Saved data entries

══════

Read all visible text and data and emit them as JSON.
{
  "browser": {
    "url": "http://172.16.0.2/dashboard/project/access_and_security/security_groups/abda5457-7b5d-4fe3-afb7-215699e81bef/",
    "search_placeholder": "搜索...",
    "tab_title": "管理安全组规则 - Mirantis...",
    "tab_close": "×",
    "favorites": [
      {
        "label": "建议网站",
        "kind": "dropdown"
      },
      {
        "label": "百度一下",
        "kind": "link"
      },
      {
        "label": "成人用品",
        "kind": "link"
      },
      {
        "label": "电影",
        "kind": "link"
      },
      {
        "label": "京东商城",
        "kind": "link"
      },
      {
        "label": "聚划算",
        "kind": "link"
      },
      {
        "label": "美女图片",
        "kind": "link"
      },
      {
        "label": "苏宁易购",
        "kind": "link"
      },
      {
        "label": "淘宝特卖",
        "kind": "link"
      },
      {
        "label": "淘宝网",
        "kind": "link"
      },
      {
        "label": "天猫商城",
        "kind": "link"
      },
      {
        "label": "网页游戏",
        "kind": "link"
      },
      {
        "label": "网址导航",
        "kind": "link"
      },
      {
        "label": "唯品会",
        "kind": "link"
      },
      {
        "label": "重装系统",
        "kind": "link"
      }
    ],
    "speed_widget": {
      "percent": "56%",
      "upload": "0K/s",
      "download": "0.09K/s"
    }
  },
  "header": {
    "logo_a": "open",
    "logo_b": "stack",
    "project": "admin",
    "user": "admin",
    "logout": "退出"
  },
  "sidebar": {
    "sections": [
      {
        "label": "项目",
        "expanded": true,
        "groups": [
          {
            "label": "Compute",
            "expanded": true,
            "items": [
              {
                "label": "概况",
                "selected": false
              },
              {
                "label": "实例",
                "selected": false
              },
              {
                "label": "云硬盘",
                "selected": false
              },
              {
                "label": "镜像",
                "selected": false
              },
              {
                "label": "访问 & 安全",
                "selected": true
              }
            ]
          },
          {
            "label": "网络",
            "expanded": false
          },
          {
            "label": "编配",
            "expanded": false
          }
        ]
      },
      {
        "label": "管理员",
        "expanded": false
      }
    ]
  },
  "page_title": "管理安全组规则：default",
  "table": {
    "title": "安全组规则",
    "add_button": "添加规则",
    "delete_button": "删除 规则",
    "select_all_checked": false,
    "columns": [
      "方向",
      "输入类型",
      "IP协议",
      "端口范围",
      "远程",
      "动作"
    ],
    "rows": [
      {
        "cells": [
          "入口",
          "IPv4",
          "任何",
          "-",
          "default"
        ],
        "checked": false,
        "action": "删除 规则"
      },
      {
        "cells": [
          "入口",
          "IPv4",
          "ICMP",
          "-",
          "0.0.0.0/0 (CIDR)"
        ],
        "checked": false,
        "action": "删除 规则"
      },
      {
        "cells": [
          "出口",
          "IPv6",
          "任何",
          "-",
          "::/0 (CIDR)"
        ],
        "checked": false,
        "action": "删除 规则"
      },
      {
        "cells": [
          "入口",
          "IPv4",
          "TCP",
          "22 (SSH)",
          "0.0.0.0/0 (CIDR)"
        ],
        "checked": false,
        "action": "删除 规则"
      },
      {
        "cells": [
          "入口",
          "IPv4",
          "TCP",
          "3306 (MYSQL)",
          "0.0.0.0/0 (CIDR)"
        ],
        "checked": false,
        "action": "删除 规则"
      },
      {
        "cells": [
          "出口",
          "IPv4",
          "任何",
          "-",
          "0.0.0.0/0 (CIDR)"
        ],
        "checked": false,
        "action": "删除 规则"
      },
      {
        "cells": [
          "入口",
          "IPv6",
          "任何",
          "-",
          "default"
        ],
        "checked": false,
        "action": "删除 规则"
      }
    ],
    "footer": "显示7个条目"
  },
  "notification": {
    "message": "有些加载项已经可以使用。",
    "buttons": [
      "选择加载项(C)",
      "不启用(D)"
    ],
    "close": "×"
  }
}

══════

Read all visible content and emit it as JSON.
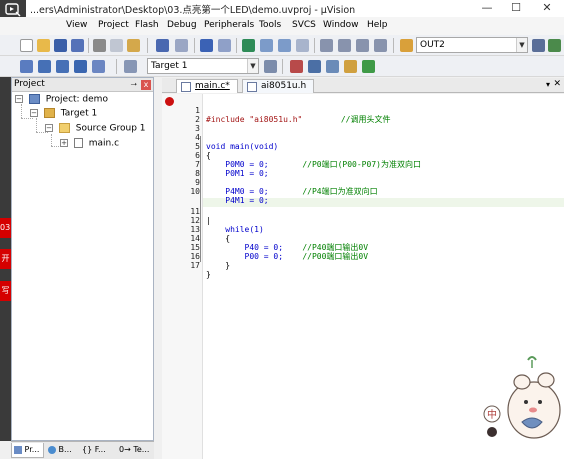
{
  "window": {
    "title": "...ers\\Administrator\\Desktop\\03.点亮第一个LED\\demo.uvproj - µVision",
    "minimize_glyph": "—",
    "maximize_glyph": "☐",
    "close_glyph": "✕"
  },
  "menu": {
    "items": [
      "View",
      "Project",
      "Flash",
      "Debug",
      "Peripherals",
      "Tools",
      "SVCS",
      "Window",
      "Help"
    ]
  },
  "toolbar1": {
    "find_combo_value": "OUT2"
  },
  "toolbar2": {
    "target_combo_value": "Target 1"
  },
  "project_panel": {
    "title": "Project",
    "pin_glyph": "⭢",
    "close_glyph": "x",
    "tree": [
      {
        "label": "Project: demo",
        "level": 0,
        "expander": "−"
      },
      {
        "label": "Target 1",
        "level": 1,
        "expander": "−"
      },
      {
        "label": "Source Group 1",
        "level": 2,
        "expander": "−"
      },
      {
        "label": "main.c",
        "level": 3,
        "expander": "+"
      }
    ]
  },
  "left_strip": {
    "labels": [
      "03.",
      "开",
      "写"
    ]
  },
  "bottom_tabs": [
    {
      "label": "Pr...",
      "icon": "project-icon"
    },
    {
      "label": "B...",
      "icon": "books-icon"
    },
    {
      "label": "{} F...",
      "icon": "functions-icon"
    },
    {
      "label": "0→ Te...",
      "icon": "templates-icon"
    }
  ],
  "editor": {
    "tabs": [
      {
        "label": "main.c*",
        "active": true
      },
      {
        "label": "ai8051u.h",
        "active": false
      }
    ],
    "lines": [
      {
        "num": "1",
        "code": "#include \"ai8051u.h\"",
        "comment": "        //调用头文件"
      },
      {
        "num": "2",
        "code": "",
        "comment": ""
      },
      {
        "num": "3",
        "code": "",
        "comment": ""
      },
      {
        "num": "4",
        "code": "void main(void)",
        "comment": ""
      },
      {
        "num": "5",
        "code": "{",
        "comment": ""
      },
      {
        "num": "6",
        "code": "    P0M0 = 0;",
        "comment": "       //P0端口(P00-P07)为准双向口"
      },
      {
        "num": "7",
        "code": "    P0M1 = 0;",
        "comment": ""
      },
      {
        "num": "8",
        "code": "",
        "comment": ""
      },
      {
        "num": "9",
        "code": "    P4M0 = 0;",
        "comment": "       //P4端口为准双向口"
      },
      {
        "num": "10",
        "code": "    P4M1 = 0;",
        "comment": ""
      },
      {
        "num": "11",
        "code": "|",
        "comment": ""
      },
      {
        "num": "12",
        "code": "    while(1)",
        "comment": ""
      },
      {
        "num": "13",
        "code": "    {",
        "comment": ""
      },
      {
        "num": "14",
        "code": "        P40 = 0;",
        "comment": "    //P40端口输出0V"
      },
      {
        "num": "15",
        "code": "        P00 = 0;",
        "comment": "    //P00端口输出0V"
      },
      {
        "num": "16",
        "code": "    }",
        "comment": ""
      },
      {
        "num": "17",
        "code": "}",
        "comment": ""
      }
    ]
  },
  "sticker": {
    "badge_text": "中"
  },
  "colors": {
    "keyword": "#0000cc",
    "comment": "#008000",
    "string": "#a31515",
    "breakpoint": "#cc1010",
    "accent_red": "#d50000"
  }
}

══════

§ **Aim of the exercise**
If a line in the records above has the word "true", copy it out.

§ **Task answer**
        "expanded": true,
            "expanded": true,
                "selected": true
        "active": true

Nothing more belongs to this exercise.